The Birthday Problem

Mala Mahadevan explains the Birthday problem and demonstrates it with SQL and R:

Given a room of 23 random people, what are chances that two or more of them have the same birthday? 

This problem is a little different from the earlier ones, where we actually knew what the probability in each situation was.

What are chances that two people do NOT share the same birthday? Let us exclude leap years for now..chances that two people do not share the same birthday is 364/365, since one person’s birthday is already a given. In a group of 23 people, there are 253 possible pairs (23*22)/2. So the chances of no two people sharing a birthday is 364/365 multiplied 253 times. The chances of two people sharing a birthday, then, per basics of probability, is 1 – this.
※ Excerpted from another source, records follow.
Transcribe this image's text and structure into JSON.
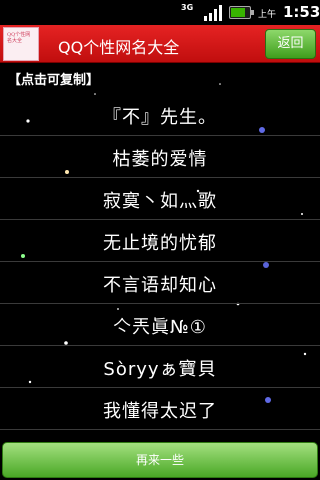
{
  "status_bar": {
    "network": "3G",
    "ampm": "上午",
    "time": "1:53",
    "battery_level": 0.8
  },
  "title_bar": {
    "app_icon_text": "QQ个性网名大全",
    "title": "QQ个性网名大全",
    "back_label": "返回"
  },
  "content": {
    "hint": "【点击可复制】",
    "names": [
      "『不』先生。",
      "枯萎的爱情",
      "寂寞丶如灬歌",
      "无止境的忧郁",
      "不言语却知心",
      "亽兲眞№①",
      "Sòryyぁ寶貝",
      "我懂得太迟了"
    ]
  },
  "footer": {
    "more_label": "再来一些"
  },
  "colors": {
    "title_bar": "#d41818",
    "button_green": "#5ab833",
    "background": "#000000"
  }
}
The funny thing for me is that I’ve had the Birthday problem explained three separate times using as a demo the 20-30 people in the classroom.  In none of those three cases was there a match, so although I understand that it is correct and how it is correct, the 100% failure to replicate led a little nagging voice in the back of my mind to discount it.

Related Posts


John Mount explains the vtreat package that he and Nina Zumel have put together: When attempting predictive modeling with real-world data you quicklyrun into difficulties beyond what is typically emphasized in machine learning coursework: Missing, invalid, or out of range values. Categorical variables with large sets of possible levels. Novel categorical levels discovered during test, cross-validation, or […]

Read More

R 3.4.4 Now Available

David Smith notes that R 3.4.4 is now generally available: R 3.4.4 has been released, and binaries for Windows, Mac, Linux and now available for download on CRAN. This update (codenamed “Someone to Lean On” — likely a Peanuts reference, though I couldn’t find which one with a quick search) is a minor bugfix release, and shouldn’t cause […]

Read More


April 2017
« Mar May »